START Provided data

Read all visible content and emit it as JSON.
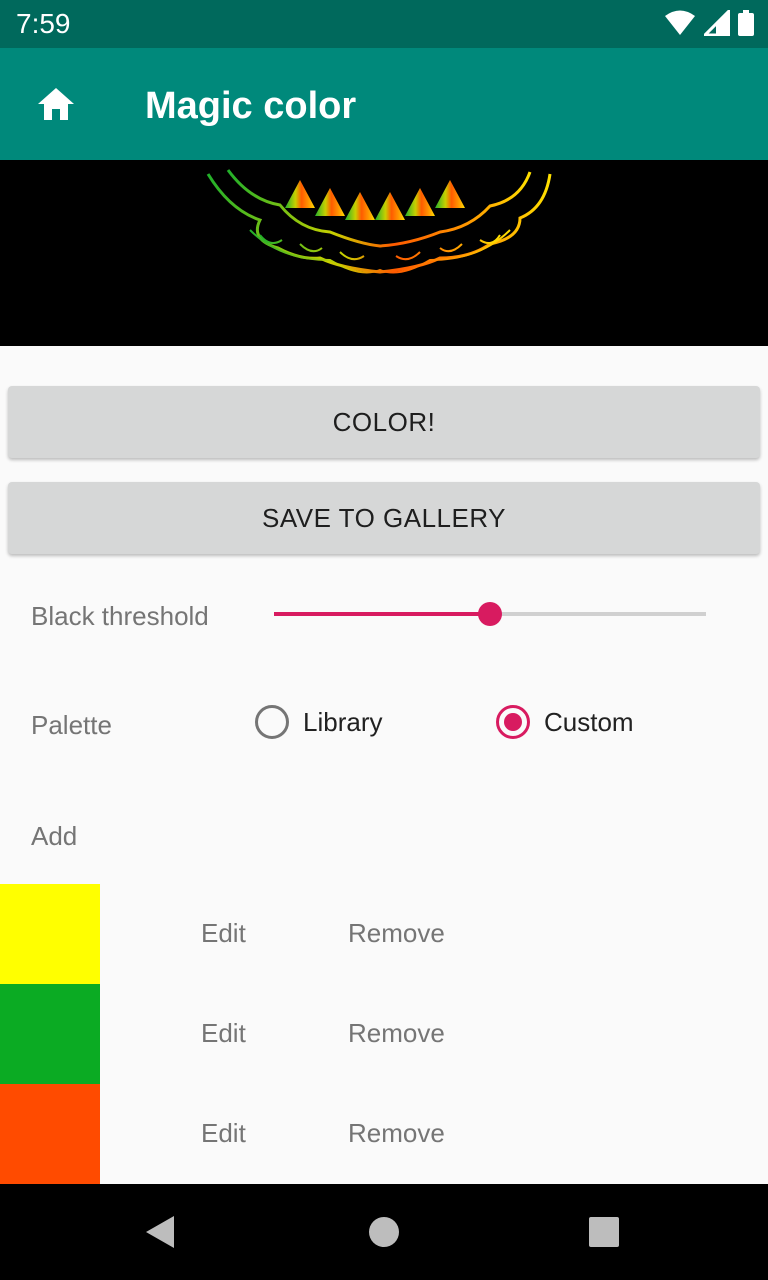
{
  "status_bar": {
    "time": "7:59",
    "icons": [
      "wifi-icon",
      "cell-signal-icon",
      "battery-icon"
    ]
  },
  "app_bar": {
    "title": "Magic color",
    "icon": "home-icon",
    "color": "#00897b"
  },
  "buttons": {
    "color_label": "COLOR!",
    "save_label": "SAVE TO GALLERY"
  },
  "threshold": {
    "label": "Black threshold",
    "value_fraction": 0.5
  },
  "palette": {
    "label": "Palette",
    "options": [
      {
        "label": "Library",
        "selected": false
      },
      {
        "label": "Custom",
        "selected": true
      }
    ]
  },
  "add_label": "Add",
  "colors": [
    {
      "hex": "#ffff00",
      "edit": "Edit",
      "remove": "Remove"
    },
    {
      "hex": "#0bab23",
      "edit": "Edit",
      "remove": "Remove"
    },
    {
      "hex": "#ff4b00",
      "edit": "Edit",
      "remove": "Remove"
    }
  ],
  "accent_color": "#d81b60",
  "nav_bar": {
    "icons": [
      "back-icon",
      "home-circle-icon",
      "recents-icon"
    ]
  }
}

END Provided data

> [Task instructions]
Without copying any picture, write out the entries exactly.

> [Output]
Read all visible content and emit it as JSON.
{
  "status_bar": {
    "time": "7:59",
    "icons": [
      "wifi-icon",
      "cell-signal-icon",
      "battery-icon"
    ]
  },
  "app_bar": {
    "title": "Magic color",
    "icon": "home-icon",
    "color": "#00897b"
  },
  "buttons": {
    "color_label": "COLOR!",
    "save_label": "SAVE TO GALLERY"
  },
  "threshold": {
    "label": "Black threshold",
    "value_fraction": 0.5
  },
  "palette": {
    "label": "Palette",
    "options": [
      {
        "label": "Library",
        "selected": false
      },
      {
        "label": "Custom",
        "selected": true
      }
    ]
  },
  "add_label": "Add",
  "colors": [
    {
      "hex": "#ffff00",
      "edit": "Edit",
      "remove": "Remove"
    },
    {
      "hex": "#0bab23",
      "edit": "Edit",
      "remove": "Remove"
    },
    {
      "hex": "#ff4b00",
      "edit": "Edit",
      "remove": "Remove"
    }
  ],
  "accent_color": "#d81b60",
  "nav_bar": {
    "icons": [
      "back-icon",
      "home-circle-icon",
      "recents-icon"
    ]
  }
}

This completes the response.